Precious metals and cars are not mutually exclusive. There are many stories about a wealthy business person or royal family member sporting a roadster with some non-standard features like a gold leaf coated heat shield for the exhaust (as seen on the McLaren P1) or full gold plating for the exterior (like Tata Motors’ golden Nano micro car).
However, the stories behind some of these cars aren’t all true. For a while now, there have been images of both a white gold Mercedes Benz and solid silver Audi A8 floating around the Internet and popping up in email inboxes. However, the full story behind this has never been revealed. Who owns these cars? Who designed them? How were they built?
Creating a car made of precious metals is no small feat, and you can bet that the metalworkers or auto companies behind it would jump at the chance for all of the marketing and brand exposure. But that’s not the case with these cars – a major indicator that they are not what they seem.
So if these cars aren’t really made of precious metal, how do they achieve that look? There are a couple ways. In the case of the silver Audi A8, a custom polishing technique was used by a German company called Motoren Technik Mayer. Basically, they remove the paint and varnish to expose the car’s bare aluminum frame, then polish it to a high-gloss and apply a clear varnish to protect it. Another method is being used by an auto dealer in Davie, Florida. Rick Case Fiat of Davie is the only dealer in the country offering a chrome customization option for the Fiat 500 Abarth. For an additional fee, the entire car is wrapped with a faux-chrome vinyl cover, giving it a high-gloss silver shine.

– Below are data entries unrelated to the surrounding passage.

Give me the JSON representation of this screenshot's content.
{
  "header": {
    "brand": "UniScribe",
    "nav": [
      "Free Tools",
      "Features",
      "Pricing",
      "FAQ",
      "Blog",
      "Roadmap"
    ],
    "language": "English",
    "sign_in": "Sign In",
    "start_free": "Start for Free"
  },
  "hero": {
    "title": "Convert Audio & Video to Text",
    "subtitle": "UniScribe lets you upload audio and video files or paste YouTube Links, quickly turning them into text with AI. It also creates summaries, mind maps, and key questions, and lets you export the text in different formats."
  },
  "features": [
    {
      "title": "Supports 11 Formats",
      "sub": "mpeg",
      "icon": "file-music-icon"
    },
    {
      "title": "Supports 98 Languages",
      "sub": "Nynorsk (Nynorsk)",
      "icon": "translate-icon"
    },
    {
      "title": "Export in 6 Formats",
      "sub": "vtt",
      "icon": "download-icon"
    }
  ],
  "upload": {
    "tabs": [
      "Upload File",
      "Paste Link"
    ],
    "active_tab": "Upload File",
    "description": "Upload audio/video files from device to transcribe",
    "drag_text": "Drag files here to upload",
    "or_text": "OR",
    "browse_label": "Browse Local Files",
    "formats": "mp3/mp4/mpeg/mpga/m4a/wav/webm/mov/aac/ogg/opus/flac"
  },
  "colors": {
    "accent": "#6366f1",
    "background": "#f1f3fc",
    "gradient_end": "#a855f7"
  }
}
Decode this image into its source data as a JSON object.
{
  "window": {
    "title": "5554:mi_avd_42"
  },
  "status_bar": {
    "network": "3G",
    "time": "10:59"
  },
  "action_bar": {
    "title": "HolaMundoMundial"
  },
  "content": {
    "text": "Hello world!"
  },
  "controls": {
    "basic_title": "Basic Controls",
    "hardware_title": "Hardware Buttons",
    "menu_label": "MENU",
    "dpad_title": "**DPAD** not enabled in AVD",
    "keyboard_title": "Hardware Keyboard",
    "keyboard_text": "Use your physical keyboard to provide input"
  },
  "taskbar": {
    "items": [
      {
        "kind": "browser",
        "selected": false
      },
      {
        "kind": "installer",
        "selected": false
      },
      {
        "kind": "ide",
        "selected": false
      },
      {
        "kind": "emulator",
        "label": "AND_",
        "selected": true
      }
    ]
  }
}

It pays to be skeptical when you see these types of pictures on the Internet. Just remember, no matter how rich you are, a car made of precious metals just isn’t practical.